A sharply painted hunter green Bell Boeing MV-22 Osprey taxies up near a hangar at the sprawling Marine Corps Base Quantico in central coastal Virginia. It has been pouring down rain and the sky is a gray soup of fog. Yet in the time it takes to walk 100 yards to the awaiting hybrid aircraft, the slick, saturated tarmac beneath the massive idling propellers has become bone dry.
It’s the first indication of the massive amounts of power employed by the Osprey – part helicopter, part airplane – that the passengers on this particular flight are about to experience.
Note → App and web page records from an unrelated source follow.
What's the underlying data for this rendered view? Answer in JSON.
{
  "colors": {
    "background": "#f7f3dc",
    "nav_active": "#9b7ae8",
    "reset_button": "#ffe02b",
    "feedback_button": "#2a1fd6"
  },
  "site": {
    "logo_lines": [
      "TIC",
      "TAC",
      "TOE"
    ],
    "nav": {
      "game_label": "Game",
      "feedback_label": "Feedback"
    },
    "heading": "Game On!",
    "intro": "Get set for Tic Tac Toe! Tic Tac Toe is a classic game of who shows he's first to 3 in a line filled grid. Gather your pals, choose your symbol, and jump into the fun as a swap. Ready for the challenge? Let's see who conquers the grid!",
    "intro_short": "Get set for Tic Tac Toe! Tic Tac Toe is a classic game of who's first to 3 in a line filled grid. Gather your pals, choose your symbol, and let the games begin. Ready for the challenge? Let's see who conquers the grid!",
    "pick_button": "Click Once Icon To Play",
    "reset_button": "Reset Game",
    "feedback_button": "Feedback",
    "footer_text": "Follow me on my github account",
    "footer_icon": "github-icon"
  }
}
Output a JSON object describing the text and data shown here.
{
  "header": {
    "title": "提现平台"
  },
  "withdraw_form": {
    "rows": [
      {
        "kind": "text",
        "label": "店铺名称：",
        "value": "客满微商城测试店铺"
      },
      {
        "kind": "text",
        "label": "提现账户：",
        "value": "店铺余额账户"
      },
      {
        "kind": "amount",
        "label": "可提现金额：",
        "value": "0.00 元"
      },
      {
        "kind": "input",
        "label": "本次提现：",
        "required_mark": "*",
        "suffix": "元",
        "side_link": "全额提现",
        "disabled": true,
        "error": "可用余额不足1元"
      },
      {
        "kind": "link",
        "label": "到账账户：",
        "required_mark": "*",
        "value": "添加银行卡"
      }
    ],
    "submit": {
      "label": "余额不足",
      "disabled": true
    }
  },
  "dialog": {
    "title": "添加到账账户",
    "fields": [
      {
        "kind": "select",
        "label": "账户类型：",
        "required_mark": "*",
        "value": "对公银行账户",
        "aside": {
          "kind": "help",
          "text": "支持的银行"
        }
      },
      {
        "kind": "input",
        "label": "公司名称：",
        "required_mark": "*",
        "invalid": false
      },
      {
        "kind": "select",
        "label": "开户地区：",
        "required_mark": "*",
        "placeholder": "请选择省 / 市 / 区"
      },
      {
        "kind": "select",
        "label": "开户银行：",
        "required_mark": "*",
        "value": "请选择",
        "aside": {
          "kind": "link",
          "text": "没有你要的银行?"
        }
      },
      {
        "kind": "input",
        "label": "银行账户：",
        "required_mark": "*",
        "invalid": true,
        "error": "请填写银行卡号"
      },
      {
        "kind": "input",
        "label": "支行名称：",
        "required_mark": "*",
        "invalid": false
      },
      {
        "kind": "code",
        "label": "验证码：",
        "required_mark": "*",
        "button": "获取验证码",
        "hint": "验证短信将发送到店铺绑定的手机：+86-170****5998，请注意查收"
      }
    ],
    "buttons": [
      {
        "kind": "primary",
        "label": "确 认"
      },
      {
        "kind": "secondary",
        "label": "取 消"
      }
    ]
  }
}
The Marine Corps’ HMX-1 squadron, tasked with transporting the president and his entourage, took on the MV-22 as the new tool of their trade last summer. The aircraft that began with a very troubled development phase has subsequently matured into the workhorse of the Marine Corps, ubiquitous in its presence in Afghanistan and considered essential in long-range crisis response missions such as Libya or the Philippines.
For the complete story by Paul D. Shinkman of U.S. News & World Report, click here.
Photo by U.S. News & World Report